• **TASK BRIEF**
Wherever the word "name" appears in a line of the data, that line should be copied.

• **GIVEN RECORDS**
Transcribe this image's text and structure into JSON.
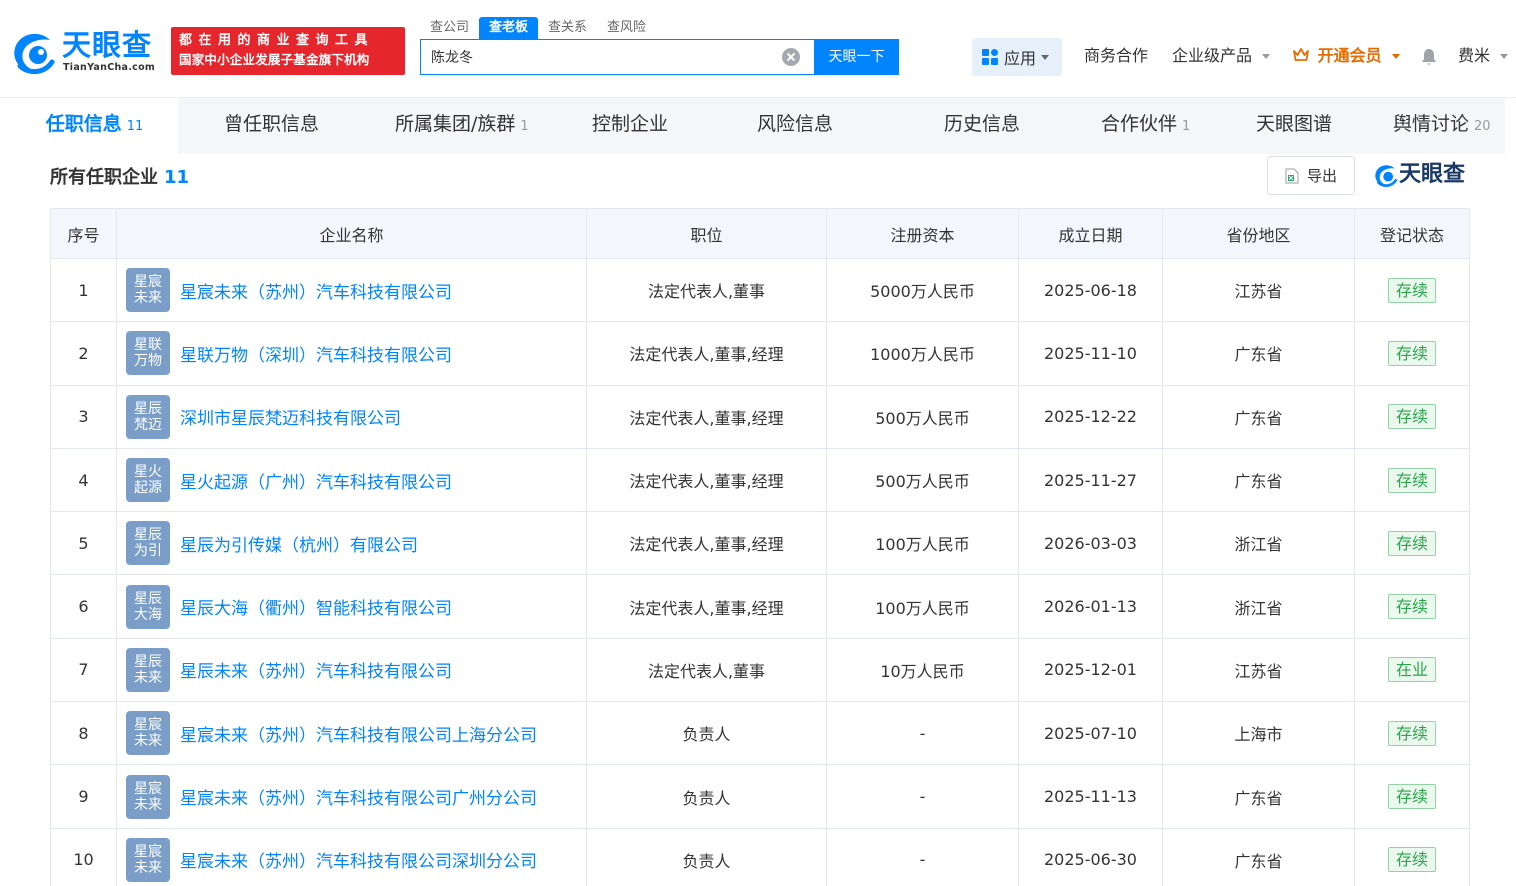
{
  "header": {
    "logo_text": "天眼查",
    "logo_sub": "TianYanCha.com",
    "slogan_line1": "都在用的商业查询工具",
    "slogan_line2": "国家中小企业发展子基金旗下机构",
    "search_tabs": [
      "查公司",
      "查老板",
      "查关系",
      "查风险"
    ],
    "search_value": "陈龙冬",
    "search_button": "天眼一下",
    "nav": {
      "apps": "应用",
      "business": "商务合作",
      "enterprise": "企业级产品",
      "vip": "开通会员",
      "user": "费米"
    },
    "brand_color": "#0084ff"
  },
  "subtabs": [
    {
      "label": "任职信息",
      "count": "11"
    },
    {
      "label": "曾任职信息",
      "count": ""
    },
    {
      "label": "所属集团/族群",
      "count": "1"
    },
    {
      "label": "控制企业",
      "count": ""
    },
    {
      "label": "风险信息",
      "count": ""
    },
    {
      "label": "历史信息",
      "count": ""
    },
    {
      "label": "合作伙伴",
      "count": "1"
    },
    {
      "label": "天眼图谱",
      "count": ""
    },
    {
      "label": "舆情讨论",
      "count": "20"
    }
  ],
  "section": {
    "title": "所有任职企业",
    "count": "11",
    "export": "导出",
    "watermark": "天眼查"
  },
  "table": {
    "columns": [
      "序号",
      "企业名称",
      "职位",
      "注册资本",
      "成立日期",
      "省份地区",
      "登记状态"
    ],
    "rows": [
      {
        "no": "1",
        "logo": [
          "星宸",
          "未来"
        ],
        "name": "星宸未来（苏州）汽车科技有限公司",
        "position": "法定代表人,董事",
        "capital": "5000万人民币",
        "date": "2025-06-18",
        "province": "江苏省",
        "status": "存续"
      },
      {
        "no": "2",
        "logo": [
          "星联",
          "万物"
        ],
        "name": "星联万物（深圳）汽车科技有限公司",
        "position": "法定代表人,董事,经理",
        "capital": "1000万人民币",
        "date": "2025-11-10",
        "province": "广东省",
        "status": "存续"
      },
      {
        "no": "3",
        "logo": [
          "星辰",
          "梵迈"
        ],
        "name": "深圳市星辰梵迈科技有限公司",
        "position": "法定代表人,董事,经理",
        "capital": "500万人民币",
        "date": "2025-12-22",
        "province": "广东省",
        "status": "存续"
      },
      {
        "no": "4",
        "logo": [
          "星火",
          "起源"
        ],
        "name": "星火起源（广州）汽车科技有限公司",
        "position": "法定代表人,董事,经理",
        "capital": "500万人民币",
        "date": "2025-11-27",
        "province": "广东省",
        "status": "存续"
      },
      {
        "no": "5",
        "logo": [
          "星辰",
          "为引"
        ],
        "name": "星辰为引传媒（杭州）有限公司",
        "position": "法定代表人,董事,经理",
        "capital": "100万人民币",
        "date": "2026-03-03",
        "province": "浙江省",
        "status": "存续"
      },
      {
        "no": "6",
        "logo": [
          "星辰",
          "大海"
        ],
        "name": "星辰大海（衢州）智能科技有限公司",
        "position": "法定代表人,董事,经理",
        "capital": "100万人民币",
        "date": "2026-01-13",
        "province": "浙江省",
        "status": "存续"
      },
      {
        "no": "7",
        "logo": [
          "星辰",
          "未来"
        ],
        "name": "星辰未来（苏州）汽车科技有限公司",
        "position": "法定代表人,董事",
        "capital": "10万人民币",
        "date": "2025-12-01",
        "province": "江苏省",
        "status": "在业"
      },
      {
        "no": "8",
        "logo": [
          "星宸",
          "未来"
        ],
        "name": "星宸未来（苏州）汽车科技有限公司上海分公司",
        "position": "负责人",
        "capital": "-",
        "date": "2025-07-10",
        "province": "上海市",
        "status": "存续"
      },
      {
        "no": "9",
        "logo": [
          "星宸",
          "未来"
        ],
        "name": "星宸未来（苏州）汽车科技有限公司广州分公司",
        "position": "负责人",
        "capital": "-",
        "date": "2025-11-13",
        "province": "广东省",
        "status": "存续"
      },
      {
        "no": "10",
        "logo": [
          "星宸",
          "未来"
        ],
        "name": "星宸未来（苏州）汽车科技有限公司深圳分公司",
        "position": "负责人",
        "capital": "-",
        "date": "2025-06-30",
        "province": "广东省",
        "status": "存续"
      }
    ]
  }
}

• **ANSWER FOR THIS EXERCISE**
        "name": "星宸未来（苏州）汽车科技有限公司",
        "name": "星联万物（深圳）汽车科技有限公司",
        "name": "深圳市星辰梵迈科技有限公司",
        "name": "星火起源（广州）汽车科技有限公司",
        "name": "星辰为引传媒（杭州）有限公司",
        "name": "星辰大海（衢州）智能科技有限公司",
        "name": "星辰未来（苏州）汽车科技有限公司",
        "name": "星宸未来（苏州）汽车科技有限公司上海分公司",
        "name": "星宸未来（苏州）汽车科技有限公司广州分公司",
        "name": "星宸未来（苏州）汽车科技有限公司深圳分公司",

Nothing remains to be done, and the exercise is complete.